[Stored records]
·····

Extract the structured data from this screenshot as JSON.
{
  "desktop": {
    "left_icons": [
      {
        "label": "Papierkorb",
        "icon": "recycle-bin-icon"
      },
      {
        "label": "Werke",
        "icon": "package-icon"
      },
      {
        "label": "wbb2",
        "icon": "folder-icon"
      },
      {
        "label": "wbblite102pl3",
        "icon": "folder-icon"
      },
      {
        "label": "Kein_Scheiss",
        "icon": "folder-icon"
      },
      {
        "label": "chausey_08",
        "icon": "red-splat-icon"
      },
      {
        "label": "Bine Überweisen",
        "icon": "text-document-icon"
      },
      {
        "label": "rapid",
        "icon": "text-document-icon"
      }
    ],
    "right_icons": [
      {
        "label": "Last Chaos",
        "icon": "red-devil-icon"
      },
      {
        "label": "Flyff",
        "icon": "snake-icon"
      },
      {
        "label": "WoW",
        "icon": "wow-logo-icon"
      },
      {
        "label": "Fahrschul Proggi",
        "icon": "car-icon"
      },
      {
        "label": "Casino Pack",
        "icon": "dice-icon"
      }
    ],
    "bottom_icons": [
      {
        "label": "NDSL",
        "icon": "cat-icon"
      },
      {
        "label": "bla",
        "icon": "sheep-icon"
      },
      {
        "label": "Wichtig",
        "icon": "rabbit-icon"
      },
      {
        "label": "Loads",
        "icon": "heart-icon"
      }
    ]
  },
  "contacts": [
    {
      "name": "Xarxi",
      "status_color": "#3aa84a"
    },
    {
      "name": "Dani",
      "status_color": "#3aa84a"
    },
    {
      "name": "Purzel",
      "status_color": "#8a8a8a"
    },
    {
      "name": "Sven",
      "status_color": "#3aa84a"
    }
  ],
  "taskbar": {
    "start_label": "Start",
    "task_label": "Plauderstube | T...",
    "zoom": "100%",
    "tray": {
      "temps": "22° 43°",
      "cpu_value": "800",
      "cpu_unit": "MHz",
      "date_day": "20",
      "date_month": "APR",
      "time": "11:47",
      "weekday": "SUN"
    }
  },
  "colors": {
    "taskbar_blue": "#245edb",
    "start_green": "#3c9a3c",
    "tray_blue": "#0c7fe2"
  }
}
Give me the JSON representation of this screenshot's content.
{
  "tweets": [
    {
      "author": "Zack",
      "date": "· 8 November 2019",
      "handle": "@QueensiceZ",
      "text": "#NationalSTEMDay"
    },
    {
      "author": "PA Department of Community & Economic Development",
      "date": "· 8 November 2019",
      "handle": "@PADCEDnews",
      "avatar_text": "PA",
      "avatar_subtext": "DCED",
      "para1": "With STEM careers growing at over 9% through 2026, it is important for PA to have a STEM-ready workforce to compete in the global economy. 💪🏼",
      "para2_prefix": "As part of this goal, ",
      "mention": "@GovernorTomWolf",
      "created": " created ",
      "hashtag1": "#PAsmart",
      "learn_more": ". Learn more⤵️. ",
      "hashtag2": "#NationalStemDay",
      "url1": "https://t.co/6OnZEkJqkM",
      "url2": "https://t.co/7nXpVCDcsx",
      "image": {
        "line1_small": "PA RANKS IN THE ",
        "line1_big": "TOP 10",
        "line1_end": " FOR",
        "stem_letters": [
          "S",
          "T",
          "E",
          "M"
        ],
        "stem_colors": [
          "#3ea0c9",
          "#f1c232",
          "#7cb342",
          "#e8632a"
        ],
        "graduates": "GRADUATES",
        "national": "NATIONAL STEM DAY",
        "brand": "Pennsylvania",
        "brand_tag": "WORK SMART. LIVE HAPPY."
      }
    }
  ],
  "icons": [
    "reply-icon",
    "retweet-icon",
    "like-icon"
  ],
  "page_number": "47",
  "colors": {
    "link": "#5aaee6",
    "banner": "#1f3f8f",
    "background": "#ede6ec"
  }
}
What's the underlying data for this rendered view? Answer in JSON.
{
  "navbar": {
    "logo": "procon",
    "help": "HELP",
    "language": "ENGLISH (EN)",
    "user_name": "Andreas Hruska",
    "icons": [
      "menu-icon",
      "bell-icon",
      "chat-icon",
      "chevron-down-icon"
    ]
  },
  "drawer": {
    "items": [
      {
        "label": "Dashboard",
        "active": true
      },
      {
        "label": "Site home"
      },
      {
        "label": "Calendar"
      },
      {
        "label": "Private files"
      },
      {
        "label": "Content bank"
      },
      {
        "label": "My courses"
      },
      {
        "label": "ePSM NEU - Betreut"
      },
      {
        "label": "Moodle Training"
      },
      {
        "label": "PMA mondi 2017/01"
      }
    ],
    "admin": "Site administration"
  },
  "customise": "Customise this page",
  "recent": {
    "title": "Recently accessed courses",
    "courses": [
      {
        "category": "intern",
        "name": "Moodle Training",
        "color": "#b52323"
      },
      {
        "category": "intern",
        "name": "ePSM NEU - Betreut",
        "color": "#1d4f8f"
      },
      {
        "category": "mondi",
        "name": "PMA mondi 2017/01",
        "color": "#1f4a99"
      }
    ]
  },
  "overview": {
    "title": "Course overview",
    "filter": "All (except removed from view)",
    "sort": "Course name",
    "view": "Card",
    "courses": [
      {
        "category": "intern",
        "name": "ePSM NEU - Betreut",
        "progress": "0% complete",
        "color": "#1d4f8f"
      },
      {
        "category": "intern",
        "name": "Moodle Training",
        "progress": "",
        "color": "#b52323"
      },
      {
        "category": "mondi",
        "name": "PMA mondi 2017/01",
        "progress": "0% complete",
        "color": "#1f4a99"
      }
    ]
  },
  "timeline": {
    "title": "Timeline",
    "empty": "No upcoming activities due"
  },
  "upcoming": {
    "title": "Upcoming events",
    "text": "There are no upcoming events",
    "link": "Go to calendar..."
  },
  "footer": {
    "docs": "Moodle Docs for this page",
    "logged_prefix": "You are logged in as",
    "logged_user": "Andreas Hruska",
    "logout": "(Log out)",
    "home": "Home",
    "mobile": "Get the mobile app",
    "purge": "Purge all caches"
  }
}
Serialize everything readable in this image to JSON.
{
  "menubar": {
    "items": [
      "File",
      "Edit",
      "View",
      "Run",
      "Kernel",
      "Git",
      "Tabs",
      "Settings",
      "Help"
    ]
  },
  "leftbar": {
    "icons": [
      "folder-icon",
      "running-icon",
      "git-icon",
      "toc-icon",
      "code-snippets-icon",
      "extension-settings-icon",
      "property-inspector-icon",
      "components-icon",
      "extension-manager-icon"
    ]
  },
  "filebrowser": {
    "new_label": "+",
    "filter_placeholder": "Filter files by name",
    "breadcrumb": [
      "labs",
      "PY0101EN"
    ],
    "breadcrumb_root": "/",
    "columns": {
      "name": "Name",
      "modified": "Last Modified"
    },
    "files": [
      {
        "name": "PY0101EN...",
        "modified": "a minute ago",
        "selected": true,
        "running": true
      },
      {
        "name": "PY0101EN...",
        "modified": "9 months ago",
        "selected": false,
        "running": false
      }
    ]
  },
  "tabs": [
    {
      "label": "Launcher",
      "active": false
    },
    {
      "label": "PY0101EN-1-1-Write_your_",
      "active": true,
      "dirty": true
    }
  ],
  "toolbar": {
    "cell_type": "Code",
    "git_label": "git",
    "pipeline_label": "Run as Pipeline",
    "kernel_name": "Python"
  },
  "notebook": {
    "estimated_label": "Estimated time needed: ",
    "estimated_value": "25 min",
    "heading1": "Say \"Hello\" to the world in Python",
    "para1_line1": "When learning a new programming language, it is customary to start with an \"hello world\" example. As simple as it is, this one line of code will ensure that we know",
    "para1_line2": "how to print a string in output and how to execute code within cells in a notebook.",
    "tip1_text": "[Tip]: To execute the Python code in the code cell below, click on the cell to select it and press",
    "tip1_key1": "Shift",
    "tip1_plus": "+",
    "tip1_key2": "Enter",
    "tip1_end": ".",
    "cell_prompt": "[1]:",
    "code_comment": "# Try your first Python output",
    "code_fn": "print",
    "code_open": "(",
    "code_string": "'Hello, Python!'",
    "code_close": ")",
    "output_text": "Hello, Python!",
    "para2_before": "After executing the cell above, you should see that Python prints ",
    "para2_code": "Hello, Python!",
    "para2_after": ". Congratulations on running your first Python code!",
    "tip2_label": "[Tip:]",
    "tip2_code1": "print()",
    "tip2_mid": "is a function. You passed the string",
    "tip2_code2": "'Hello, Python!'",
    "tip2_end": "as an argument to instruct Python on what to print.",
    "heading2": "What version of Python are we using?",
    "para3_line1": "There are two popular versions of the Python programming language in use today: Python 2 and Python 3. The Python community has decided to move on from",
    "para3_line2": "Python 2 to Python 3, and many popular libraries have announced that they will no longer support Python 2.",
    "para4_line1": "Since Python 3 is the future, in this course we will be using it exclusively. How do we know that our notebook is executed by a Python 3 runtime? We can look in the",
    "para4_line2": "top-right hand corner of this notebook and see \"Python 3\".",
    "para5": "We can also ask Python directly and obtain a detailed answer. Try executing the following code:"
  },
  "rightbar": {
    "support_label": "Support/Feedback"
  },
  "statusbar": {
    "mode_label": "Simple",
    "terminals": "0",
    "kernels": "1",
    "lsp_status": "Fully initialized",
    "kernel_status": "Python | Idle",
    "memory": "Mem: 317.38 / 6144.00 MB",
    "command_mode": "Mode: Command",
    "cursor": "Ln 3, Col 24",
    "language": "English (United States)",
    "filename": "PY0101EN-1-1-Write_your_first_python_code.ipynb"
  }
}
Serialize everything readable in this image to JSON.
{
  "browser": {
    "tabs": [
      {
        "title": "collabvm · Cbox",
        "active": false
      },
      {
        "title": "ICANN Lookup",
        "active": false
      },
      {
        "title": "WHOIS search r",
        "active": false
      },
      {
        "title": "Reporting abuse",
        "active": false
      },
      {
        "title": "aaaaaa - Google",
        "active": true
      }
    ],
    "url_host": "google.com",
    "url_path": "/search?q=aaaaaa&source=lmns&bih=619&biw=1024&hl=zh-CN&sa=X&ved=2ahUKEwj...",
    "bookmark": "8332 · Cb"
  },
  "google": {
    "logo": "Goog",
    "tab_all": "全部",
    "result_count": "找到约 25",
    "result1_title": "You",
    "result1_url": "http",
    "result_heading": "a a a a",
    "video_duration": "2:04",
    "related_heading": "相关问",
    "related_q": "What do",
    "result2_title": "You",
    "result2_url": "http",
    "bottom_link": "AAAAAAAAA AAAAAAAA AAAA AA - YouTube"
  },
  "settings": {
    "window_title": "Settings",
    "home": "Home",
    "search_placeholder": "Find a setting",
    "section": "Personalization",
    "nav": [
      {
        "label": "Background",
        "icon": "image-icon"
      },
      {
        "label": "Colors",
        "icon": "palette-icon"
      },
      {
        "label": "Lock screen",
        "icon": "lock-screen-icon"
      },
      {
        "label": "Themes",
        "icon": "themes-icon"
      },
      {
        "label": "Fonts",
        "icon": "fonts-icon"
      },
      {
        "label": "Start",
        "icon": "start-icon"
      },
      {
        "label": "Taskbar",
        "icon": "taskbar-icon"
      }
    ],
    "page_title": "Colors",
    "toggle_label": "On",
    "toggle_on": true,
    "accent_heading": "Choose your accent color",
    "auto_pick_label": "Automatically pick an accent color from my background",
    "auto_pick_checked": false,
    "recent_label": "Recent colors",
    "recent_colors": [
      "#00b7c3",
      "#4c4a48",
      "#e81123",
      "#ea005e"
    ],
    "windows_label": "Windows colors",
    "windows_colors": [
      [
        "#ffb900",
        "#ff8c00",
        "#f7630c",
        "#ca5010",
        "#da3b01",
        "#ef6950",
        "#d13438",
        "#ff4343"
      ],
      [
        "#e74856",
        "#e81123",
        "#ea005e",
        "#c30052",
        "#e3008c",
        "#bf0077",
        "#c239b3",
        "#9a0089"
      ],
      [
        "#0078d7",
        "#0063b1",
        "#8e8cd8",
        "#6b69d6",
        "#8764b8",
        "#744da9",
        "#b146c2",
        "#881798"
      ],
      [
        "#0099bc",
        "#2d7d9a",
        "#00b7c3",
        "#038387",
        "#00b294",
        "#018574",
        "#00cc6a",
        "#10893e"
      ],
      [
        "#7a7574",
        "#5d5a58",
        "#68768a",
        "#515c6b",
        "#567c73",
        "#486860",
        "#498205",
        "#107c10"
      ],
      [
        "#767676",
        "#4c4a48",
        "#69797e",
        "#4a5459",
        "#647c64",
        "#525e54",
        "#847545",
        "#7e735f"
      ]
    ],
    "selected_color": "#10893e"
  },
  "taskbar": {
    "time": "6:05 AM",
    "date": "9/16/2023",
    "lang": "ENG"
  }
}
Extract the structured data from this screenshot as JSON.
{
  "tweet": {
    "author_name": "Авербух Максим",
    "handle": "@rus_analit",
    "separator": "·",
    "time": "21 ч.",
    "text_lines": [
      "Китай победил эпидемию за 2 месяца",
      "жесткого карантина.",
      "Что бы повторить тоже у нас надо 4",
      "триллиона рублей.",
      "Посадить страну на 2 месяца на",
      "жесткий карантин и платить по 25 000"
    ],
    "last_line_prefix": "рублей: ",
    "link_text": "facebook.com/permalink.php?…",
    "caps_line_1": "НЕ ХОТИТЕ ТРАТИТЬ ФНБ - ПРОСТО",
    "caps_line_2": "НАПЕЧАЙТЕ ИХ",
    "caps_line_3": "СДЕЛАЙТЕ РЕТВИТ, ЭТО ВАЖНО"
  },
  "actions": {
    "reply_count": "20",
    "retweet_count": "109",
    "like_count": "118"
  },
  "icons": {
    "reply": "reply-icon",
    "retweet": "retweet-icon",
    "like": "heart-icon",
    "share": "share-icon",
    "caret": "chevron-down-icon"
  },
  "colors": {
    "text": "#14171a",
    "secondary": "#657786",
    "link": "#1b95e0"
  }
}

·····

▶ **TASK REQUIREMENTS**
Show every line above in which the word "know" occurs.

▶ **WRITTEN REPLY**
    "para1_line1": "When learning a new programming language, it is customary to start with an \"hello world\" example. As simple as it is, this one line of code will ensure that we know",
    "para4_line1": "Since Python 3 is the future, in this course we will be using it exclusively. How do we know that our notebook is executed by a Python 3 runtime? We can look in the",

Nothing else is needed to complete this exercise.